Problem description:
Check each line of the entries below for the word "color", and copy the lines that have it.
BEGIN Entries provided
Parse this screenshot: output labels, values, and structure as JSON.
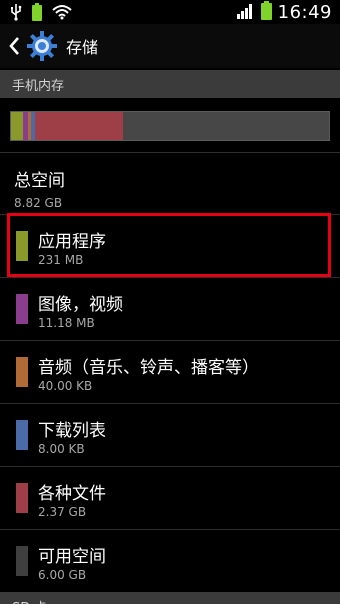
{
  "statusbar": {
    "time": "16:49"
  },
  "actionbar": {
    "title": "存储"
  },
  "sections": {
    "internal": "手机内存",
    "sd": "SD 卡"
  },
  "usage": {
    "segments": [
      {
        "name": "apps",
        "color": "#8a9a2a"
      },
      {
        "name": "images",
        "color": "#8a3d8d"
      },
      {
        "name": "audio",
        "color": "#b06a36"
      },
      {
        "name": "downloads",
        "color": "#4a6aa8"
      },
      {
        "name": "misc",
        "color": "#9e3e46"
      },
      {
        "name": "free",
        "color": "#474747"
      }
    ]
  },
  "total": {
    "label": "总空间",
    "value": "8.82 GB"
  },
  "items": [
    {
      "label": "应用程序",
      "size": "231 MB",
      "color": "#8a9a2a"
    },
    {
      "label": "图像，视频",
      "size": "11.18 MB",
      "color": "#8a3d8d"
    },
    {
      "label": "音频（音乐、铃声、播客等）",
      "size": "40.00 KB",
      "color": "#b06a36"
    },
    {
      "label": "下载列表",
      "size": "8.00 KB",
      "color": "#4a6aa8"
    },
    {
      "label": "各种文件",
      "size": "2.37 GB",
      "color": "#9e3e46"
    },
    {
      "label": "可用空间",
      "size": "6.00 GB",
      "color": "#3f3f3f"
    }
  ]
}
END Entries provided
Response to this exercise:
        "color": "#8a9a2a"
        "color": "#8a3d8d"
        "color": "#b06a36"
        "color": "#4a6aa8"
        "color": "#9e3e46"
        "color": "#474747"
      "color": "#8a9a2a"
      "color": "#8a3d8d"
      "color": "#b06a36"
      "color": "#4a6aa8"
      "color": "#9e3e46"
      "color": "#3f3f3f"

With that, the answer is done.